===== DATA FOR THIS EXERCISE

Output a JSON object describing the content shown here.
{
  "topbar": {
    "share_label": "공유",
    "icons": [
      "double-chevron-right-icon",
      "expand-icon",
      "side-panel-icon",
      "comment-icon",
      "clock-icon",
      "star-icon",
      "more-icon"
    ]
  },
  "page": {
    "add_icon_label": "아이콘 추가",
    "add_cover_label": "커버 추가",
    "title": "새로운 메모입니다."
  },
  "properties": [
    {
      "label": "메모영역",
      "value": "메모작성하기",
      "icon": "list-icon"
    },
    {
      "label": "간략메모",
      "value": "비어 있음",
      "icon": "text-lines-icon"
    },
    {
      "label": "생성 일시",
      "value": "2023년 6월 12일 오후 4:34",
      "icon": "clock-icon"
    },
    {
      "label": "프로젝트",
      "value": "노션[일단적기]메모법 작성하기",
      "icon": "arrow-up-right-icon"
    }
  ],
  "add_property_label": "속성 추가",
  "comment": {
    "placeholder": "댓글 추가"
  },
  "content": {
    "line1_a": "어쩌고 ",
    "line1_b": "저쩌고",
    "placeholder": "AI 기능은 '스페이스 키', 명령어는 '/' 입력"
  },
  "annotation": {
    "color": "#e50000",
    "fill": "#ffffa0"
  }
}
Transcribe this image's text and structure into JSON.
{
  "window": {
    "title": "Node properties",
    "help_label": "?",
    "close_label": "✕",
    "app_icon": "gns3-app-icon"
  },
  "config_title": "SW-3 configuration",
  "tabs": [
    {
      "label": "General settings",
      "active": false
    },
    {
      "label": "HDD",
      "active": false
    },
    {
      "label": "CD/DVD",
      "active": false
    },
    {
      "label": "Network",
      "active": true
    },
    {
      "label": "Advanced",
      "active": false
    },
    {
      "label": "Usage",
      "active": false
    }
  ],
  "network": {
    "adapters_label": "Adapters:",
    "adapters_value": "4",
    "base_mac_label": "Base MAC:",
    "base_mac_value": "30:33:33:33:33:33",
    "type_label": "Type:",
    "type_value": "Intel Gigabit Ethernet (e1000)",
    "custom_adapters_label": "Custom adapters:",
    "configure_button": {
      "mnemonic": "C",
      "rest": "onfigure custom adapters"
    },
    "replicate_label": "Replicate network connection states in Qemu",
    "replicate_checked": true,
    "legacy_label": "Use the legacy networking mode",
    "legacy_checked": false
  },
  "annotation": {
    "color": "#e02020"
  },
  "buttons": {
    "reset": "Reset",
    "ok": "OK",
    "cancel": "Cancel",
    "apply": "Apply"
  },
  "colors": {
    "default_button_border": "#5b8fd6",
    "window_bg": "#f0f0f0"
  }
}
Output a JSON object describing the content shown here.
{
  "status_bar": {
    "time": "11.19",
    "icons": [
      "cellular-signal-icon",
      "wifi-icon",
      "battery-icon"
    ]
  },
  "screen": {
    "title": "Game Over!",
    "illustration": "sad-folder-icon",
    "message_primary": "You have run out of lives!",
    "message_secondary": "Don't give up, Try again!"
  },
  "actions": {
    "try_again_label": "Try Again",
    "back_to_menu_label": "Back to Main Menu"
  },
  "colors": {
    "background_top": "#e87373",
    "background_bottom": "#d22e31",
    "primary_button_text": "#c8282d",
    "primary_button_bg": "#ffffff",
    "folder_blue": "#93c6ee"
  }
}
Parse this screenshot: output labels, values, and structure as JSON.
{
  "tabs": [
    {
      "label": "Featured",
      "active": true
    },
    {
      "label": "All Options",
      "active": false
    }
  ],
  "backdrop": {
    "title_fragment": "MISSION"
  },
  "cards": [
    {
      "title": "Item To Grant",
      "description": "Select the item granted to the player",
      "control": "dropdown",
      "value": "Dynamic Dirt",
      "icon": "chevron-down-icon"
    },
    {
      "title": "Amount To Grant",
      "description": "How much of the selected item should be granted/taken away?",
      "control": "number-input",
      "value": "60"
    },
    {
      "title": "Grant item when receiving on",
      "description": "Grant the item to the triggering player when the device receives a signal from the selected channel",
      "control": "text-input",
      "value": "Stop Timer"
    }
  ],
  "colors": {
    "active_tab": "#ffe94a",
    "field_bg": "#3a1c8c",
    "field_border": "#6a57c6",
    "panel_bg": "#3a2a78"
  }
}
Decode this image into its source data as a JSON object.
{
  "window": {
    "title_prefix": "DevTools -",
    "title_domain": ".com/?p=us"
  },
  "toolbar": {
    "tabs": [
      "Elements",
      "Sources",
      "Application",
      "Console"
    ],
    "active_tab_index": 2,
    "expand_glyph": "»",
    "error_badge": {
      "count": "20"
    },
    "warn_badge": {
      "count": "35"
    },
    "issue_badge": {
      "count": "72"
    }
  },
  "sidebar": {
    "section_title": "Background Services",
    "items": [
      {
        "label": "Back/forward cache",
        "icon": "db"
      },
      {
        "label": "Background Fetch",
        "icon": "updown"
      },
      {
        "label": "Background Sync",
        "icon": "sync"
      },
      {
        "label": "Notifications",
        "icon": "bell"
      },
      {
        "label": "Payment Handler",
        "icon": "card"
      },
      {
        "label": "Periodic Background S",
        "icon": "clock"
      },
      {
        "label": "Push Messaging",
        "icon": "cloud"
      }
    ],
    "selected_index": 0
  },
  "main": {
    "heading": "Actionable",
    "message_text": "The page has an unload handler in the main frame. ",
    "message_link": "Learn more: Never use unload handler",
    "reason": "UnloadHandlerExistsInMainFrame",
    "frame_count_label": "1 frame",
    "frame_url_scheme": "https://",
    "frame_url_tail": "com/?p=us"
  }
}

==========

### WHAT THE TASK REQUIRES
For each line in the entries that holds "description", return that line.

### ANSWER SECTION
      "description": "Select the item granted to the player",
      "description": "How much of the selected item should be granted/taken away?",
      "description": "Grant the item to the triggering player when the device receives a signal from the selected channel",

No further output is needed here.